What do the facts say?
John. R. Lott Jr., president of the Crime Prevention Research Center, released a comprehensive study last week debunking the myth that mass shootings are a uniquely American problem.
He discovered that, over a 15-year period from 1998-2012, the U.S. accounted for less than 3 percent of the world's public mass shootings and less than 2 percent of public mass shooters.
"By our count, the US makes up less than 1.43% of the mass public shooters, 2.11% of their murders, and 2.88% of their attacks. All these are much less than the US’s 4.6% share of the world population. Attacks in the US are not only less frequent than other countries, they are also much less deadly on average," the study found.
One of the biggest problems with Lankford's study, the CPRC alleges, is that Lankford was never honest about that data he included in his study, massively skewing its results.
From the CPRC:
Lankford’s study reported that from 1966 to 2012, there were 90 public mass shooters in the United States and 202 in the rest of world. We find that Lankford’s data represent a gross undercount of foreign attacks. Our list contains 1,448 attacks and at least 3,081 shooters outside the United States over just the last 15 years of the period that Lankford examined.

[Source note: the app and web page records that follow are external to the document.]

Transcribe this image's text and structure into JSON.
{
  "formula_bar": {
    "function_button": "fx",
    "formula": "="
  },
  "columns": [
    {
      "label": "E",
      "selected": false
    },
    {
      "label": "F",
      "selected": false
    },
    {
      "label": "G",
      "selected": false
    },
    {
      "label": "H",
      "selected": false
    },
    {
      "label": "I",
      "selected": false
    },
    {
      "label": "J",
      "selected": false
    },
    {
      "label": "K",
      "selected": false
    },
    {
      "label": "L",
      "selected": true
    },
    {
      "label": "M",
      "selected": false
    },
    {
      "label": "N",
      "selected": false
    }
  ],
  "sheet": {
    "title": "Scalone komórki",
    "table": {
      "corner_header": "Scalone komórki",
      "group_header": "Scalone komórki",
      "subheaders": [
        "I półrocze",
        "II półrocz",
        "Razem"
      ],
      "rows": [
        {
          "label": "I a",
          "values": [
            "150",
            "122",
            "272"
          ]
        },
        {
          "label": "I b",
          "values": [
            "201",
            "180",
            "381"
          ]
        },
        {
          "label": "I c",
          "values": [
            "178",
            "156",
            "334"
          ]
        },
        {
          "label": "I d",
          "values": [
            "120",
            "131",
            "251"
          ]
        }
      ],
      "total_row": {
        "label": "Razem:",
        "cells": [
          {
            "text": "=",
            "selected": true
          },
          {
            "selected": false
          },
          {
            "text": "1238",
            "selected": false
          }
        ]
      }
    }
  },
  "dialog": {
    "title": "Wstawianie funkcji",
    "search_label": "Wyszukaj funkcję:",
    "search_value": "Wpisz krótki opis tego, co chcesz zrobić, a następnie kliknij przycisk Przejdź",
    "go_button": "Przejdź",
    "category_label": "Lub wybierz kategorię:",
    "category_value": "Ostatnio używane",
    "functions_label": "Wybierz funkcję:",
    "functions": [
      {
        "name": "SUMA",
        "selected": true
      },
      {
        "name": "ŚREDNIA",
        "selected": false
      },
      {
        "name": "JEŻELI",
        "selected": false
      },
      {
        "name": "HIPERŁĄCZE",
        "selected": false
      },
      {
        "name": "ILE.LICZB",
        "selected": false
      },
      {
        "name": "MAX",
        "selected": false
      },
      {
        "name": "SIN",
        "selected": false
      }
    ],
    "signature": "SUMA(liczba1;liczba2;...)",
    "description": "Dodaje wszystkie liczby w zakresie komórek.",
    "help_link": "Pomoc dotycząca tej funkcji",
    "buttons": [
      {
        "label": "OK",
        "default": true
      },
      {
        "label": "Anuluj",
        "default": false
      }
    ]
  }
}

We find at least fifteen times more mass public shooters than Lankford in less than a third the number of years.
Even when we use coding choices that are most charitable to Lankford, his 31 percent estimate of the US’s share of world mass public shooters is cut by over 95 percent.
Indeed, Lott wrote in the New York Post: "The whole episode should provide a cautionary tale of academic malpractice and how evidence is often cherry-picked and not questioned when it fits preconceived ideas."
How did Lankford respond?
He told multiple news outlets: "I am not interested in giving any serious thought to John Lott or his claims."